Another fine example of this is a motorbike parking lot. The standard price is around five hundred Rupiah for the first hour and then one thousand extra for each additional hour. It is dirt cheap really as it rarely costs more than two thousand Rupiah.

Just a couple of days ago, I was exiting the parking lot at Gandaria City (lovely, by the way) and my parking fee was a whopping five hundred rupiah. I have a one thousand Rupiah bill (smallest bill, five hundred is a coin) and the attendant asked if I had uang pas (exact change). I replied that I didn't and she took the one thousand bill and said I'd have to pay that much. I objected and she replied with "Hanya lima ratus" (only five hundred). I argued that if this was the case, I wouldn't pay as it would be "only five hundred". I snatched my bill back and said I wasn't going to pay as I had a suspicion that she was lying. She then opened a drawer filled with five hundred Rupiah coins and gave me my change. Did I care about the 6 cents? Not really. It was more the point that she was probably doing this to eve
ryone and going home with a nice chunk of change that didn't belong to her. Did I feel a little like Larry David? Yes, I did but I just want to be treated with respect and not be scammed, even if it is "only" 6 cents.
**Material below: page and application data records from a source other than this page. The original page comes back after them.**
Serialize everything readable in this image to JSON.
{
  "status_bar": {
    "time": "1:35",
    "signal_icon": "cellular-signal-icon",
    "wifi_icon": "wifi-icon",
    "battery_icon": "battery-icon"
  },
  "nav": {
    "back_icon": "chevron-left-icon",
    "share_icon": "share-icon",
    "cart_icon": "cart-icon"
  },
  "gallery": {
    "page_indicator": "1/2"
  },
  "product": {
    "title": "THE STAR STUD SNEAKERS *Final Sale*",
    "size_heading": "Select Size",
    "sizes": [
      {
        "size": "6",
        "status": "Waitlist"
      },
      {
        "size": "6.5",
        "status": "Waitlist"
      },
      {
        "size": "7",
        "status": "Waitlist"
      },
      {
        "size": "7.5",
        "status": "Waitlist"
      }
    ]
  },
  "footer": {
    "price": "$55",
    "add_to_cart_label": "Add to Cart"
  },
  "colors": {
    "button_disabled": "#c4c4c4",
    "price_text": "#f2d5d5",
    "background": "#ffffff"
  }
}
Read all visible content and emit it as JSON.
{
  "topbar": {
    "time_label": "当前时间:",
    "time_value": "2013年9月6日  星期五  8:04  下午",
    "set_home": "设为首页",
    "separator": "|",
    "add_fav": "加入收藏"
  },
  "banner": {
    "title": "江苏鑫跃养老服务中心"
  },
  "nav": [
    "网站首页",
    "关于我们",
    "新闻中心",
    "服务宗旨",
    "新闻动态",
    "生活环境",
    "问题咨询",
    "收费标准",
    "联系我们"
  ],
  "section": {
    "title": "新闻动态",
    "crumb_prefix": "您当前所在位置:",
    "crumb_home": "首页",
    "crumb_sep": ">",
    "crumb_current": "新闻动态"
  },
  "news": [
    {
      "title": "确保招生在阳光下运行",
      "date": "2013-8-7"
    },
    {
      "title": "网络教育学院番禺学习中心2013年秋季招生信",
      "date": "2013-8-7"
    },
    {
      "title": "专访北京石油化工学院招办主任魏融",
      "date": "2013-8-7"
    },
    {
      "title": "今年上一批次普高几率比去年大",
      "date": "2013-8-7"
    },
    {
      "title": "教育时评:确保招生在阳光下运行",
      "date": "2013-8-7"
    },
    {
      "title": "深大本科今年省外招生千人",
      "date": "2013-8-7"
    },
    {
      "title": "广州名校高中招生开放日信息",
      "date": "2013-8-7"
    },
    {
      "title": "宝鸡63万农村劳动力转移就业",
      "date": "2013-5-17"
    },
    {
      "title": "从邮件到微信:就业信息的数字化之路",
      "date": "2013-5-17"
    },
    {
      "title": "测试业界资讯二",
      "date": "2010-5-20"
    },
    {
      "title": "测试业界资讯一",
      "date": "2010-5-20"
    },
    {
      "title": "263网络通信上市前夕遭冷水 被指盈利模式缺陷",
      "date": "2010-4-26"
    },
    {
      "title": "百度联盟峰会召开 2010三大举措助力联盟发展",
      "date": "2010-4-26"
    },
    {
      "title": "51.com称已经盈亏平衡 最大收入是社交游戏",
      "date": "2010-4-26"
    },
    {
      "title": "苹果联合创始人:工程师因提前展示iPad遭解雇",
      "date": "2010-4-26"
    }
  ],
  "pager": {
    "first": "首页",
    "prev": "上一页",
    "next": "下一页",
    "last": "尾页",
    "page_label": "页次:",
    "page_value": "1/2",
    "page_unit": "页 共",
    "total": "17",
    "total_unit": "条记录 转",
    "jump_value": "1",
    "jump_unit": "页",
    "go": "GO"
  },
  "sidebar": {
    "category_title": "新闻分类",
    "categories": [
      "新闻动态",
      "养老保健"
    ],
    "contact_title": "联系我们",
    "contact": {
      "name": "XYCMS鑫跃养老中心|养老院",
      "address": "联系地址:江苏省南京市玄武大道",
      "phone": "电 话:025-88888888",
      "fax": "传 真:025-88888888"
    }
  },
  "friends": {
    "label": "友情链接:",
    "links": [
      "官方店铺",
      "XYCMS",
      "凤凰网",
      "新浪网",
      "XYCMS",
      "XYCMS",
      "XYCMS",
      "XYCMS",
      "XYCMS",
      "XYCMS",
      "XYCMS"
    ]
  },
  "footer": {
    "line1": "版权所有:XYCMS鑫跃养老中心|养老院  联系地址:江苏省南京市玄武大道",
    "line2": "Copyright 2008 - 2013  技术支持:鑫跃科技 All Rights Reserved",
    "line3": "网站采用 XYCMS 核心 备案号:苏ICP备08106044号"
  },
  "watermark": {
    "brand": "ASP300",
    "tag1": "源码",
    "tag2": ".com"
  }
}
So what do I do with all of these coins? It's simple, I
them in a jar as most westerners would in their home country. One day I actually decided to count
my change. There are five hundred, two hundered, one hundred, and fifty Rupiah coins. They are made of an inferior metal that makes tin seem strong. I've heard that this is because a decent metal would be worth more than the value of the coin itself. As I set out to count my coins, I realized that I had a large amount of one hundred and two hundred coins but barely any five hundred coins. After some serious thought, it occurred to me that my maid had likely been swiping the five hundred coins thinking that I wouldn't notice. All of my nickel and diming had manged to put an extra 3 dollars or so in my maid's pocket. At least I have my pride and my collection of 200 Rupiah coins, they make
great gifts.